DATA EXTRACTS Block Start

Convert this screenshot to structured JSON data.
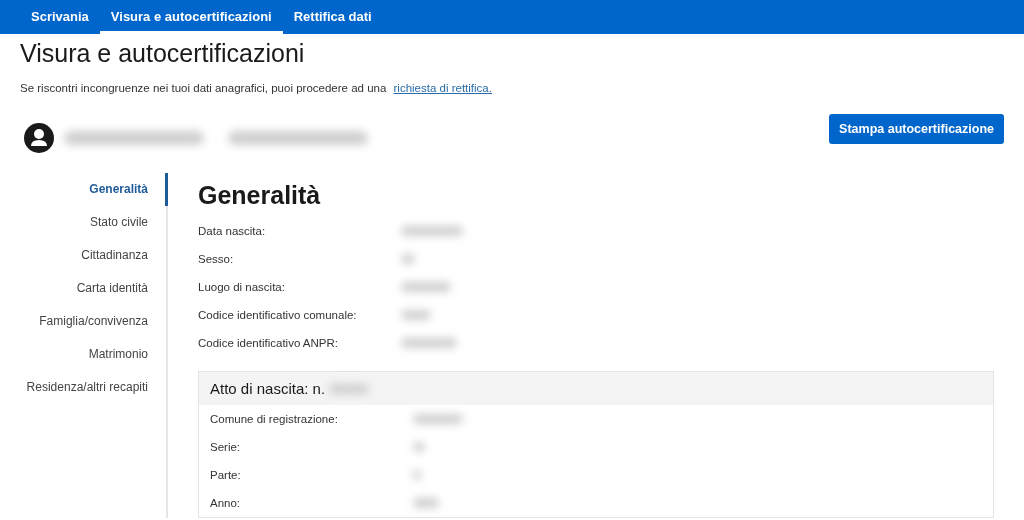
{
  "nav_tabs": [
    {
      "label": "Scrivania",
      "selected": false
    },
    {
      "label": "Visura e autocertificazioni",
      "selected": true
    },
    {
      "label": "Rettifica dati",
      "selected": false
    }
  ],
  "page_title": "Visura e autocertificazioni",
  "intro": {
    "text": "Se riscontri incongruenze nei tuoi dati anagrafici, puoi procedere ad una",
    "link": "richiesta di rettifica."
  },
  "print_button": "Stampa autocertificazione",
  "sidebar": {
    "items": [
      {
        "label": "Generalità",
        "selected": true
      },
      {
        "label": "Stato civile",
        "selected": false
      },
      {
        "label": "Cittadinanza",
        "selected": false
      },
      {
        "label": "Carta identità",
        "selected": false
      },
      {
        "label": "Famiglia/convivenza",
        "selected": false
      },
      {
        "label": "Matrimonio",
        "selected": false
      },
      {
        "label": "Residenza/altri recapiti",
        "selected": false
      }
    ]
  },
  "section_title": "Generalità",
  "fields": [
    {
      "label": "Data nascita:"
    },
    {
      "label": "Sesso:"
    },
    {
      "label": "Luogo di nascita:"
    },
    {
      "label": "Codice identificativo comunale:"
    },
    {
      "label": "Codice identificativo ANPR:"
    }
  ],
  "birth_record": {
    "title": "Atto di nascita: n.",
    "fields": [
      {
        "label": "Comune di registrazione:"
      },
      {
        "label": "Serie:"
      },
      {
        "label": "Parte:"
      },
      {
        "label": "Anno:"
      }
    ]
  }
}
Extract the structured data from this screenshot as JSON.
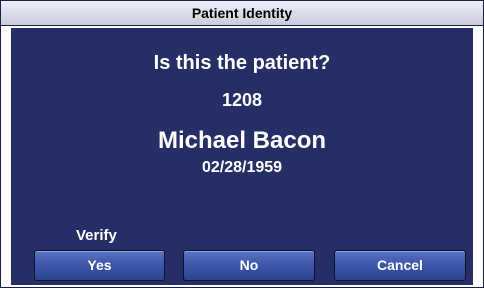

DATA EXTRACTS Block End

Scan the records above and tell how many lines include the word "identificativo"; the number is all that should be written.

2